AKRON, Ohio — Dean Green supports Donald Trump partly because of the GOP presidential nominee’s tough, deport-them-all stance on illegal immigration. But the 57-year-old Republican paused as he complained about U.S. immigration policy and acknowledged that deporting all 11 million people in the U.S. illegally would separate families.
“I don’t want to break up families,” Green said.
It has been 30 years since the country embarked on an immigration overhaul, and the ambivalence of voters like Green is one reason why. Polls often show that majorities favour letting people illegally in the U.S. stay and also back tougher laws to deport them. “The electorate is conflicted and that’s a fundamental problem,” said Whit Ayres, a Republican pollster. “This is such an emotional issue that reason and facts have very little to do with how people stand.”
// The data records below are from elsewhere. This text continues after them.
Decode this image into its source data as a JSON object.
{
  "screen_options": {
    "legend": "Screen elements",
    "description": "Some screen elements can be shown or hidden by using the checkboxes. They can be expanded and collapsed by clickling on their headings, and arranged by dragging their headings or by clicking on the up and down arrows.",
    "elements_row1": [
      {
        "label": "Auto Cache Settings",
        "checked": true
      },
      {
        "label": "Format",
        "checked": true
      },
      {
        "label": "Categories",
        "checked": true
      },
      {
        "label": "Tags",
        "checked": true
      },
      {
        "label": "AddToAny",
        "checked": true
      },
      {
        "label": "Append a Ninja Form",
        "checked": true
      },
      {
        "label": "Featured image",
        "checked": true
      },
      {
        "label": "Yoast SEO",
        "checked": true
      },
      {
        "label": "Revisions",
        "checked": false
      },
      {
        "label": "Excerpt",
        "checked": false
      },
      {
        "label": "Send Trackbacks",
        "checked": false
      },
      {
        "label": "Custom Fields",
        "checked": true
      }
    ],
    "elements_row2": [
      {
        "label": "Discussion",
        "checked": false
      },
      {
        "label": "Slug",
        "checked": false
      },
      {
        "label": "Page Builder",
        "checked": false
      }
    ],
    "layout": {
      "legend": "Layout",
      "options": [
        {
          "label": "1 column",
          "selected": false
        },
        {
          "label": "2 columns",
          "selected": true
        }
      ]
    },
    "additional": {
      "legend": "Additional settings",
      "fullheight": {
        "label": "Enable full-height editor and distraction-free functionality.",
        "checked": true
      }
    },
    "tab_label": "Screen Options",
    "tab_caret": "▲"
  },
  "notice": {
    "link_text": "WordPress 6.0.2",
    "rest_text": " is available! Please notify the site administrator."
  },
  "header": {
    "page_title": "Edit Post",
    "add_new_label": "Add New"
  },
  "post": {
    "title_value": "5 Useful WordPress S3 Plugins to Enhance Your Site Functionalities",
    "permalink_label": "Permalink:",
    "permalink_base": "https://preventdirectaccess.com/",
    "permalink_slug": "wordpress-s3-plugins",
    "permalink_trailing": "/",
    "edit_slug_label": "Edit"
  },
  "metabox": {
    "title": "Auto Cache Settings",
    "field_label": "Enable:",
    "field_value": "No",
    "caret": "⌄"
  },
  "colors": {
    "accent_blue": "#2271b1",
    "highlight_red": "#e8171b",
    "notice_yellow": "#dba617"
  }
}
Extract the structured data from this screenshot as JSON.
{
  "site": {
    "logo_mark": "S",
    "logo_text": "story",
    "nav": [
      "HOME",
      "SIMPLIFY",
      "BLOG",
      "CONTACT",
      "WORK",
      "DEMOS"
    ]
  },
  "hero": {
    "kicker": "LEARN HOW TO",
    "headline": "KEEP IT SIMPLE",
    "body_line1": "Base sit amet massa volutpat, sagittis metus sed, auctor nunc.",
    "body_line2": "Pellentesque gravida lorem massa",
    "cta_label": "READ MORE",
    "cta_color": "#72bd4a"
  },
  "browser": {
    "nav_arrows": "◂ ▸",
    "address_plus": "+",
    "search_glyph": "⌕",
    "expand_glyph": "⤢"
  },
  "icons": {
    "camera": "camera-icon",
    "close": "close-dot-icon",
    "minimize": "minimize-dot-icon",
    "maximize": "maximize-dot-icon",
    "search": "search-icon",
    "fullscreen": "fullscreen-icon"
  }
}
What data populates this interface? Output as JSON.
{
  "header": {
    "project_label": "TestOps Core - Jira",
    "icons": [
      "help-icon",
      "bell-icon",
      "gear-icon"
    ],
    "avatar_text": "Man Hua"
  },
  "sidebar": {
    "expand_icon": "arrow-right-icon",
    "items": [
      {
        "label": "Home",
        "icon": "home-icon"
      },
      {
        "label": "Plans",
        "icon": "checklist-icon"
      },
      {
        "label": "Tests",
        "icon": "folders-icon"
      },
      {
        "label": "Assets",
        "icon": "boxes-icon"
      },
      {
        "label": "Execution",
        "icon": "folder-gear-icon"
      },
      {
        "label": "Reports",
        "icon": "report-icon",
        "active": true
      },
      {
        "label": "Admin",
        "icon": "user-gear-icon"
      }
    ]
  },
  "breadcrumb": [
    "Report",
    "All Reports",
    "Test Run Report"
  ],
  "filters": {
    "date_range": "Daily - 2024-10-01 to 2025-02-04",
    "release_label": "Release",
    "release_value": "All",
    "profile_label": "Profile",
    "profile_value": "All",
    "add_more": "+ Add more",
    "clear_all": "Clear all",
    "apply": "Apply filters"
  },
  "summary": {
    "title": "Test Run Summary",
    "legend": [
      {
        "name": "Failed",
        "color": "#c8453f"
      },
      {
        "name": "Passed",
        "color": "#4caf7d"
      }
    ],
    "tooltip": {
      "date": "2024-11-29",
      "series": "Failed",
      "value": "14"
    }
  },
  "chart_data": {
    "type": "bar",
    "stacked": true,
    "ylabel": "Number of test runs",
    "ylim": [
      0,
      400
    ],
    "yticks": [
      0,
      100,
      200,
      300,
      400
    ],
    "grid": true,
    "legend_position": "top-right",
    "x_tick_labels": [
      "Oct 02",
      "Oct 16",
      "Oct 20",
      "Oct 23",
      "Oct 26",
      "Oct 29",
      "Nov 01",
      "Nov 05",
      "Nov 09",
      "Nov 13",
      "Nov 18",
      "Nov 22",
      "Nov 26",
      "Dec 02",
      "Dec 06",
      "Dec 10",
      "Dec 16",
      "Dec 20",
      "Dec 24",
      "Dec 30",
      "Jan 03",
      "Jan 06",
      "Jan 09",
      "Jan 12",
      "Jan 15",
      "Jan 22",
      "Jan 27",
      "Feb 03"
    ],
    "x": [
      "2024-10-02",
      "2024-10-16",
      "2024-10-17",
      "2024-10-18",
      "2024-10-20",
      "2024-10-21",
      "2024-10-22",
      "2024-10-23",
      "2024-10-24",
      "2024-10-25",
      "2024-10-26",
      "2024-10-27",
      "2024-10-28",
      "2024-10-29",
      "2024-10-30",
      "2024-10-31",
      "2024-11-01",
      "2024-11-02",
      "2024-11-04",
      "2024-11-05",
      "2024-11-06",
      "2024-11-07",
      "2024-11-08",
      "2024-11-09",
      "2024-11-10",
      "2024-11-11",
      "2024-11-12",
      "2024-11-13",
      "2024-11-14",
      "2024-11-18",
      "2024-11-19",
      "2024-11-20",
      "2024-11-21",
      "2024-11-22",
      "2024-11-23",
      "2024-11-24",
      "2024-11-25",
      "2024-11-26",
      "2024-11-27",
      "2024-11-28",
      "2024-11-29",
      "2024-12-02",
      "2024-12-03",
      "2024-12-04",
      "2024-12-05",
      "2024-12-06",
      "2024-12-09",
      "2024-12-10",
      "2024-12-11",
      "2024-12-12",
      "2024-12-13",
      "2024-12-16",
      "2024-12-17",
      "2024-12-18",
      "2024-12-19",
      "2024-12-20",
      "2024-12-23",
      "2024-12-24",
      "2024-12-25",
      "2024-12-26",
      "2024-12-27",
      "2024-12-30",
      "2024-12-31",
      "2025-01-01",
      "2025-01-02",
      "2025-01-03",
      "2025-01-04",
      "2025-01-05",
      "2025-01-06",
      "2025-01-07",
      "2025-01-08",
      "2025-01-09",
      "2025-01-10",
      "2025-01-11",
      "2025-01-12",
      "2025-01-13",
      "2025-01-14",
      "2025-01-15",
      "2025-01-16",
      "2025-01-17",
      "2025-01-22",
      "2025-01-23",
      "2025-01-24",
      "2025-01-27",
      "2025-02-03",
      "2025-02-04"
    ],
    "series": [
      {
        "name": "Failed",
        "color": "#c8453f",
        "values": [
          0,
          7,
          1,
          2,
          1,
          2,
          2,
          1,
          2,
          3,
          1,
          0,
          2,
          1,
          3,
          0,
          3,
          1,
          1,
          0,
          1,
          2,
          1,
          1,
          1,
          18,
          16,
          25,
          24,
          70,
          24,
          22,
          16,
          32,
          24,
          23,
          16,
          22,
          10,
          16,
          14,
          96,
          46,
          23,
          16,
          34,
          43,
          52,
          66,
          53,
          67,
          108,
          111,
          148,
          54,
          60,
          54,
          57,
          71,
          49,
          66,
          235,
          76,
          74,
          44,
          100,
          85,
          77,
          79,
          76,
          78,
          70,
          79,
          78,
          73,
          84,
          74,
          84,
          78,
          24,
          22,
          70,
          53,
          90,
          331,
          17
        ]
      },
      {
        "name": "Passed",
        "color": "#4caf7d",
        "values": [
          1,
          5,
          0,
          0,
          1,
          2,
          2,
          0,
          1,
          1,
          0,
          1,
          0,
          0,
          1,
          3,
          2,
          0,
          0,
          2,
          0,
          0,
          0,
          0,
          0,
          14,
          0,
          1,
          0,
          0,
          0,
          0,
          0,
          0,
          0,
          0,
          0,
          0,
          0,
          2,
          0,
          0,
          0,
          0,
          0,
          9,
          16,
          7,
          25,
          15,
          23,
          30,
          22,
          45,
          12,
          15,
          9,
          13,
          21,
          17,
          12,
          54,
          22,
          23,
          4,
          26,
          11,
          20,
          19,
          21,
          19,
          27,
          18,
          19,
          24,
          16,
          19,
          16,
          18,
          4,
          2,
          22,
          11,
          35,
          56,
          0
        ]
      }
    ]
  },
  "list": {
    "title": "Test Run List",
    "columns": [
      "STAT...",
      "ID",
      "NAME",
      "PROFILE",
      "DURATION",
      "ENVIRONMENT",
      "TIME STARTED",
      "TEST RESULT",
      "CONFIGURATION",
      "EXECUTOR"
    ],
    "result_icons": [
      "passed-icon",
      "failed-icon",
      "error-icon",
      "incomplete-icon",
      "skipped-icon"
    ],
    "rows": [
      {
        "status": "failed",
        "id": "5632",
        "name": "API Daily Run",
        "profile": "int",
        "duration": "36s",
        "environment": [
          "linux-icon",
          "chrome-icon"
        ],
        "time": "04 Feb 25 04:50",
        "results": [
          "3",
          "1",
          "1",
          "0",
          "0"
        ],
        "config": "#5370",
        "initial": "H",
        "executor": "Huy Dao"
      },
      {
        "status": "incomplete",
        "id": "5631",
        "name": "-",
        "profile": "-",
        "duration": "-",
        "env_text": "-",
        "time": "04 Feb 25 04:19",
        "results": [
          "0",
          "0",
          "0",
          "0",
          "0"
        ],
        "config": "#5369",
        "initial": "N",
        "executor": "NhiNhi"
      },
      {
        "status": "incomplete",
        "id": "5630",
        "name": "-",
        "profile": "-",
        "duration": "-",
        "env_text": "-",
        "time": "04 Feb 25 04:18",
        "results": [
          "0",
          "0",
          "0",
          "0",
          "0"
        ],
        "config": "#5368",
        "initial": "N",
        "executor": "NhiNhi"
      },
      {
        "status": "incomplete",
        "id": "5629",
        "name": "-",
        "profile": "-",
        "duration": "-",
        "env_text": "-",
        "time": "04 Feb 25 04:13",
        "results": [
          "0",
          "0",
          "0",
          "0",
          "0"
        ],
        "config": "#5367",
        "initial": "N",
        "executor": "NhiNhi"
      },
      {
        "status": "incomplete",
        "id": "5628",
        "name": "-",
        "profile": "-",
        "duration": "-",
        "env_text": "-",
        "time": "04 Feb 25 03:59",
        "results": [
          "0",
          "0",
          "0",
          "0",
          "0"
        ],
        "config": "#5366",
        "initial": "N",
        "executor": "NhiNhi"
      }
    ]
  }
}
Trump is now either caught up in, or trying to exploit, that contradiction as he considers “softening” his controversial immigration stance. He won the GOP primaries on the strength of an aggressive immigration policy, calling for the immediate deportation of the estimated 11 million people in the U.S. illegally and construction of a Mexican border wall. But as he trails in the polls and struggles to overcome record lows with minority voters, he has sounded a softer tone.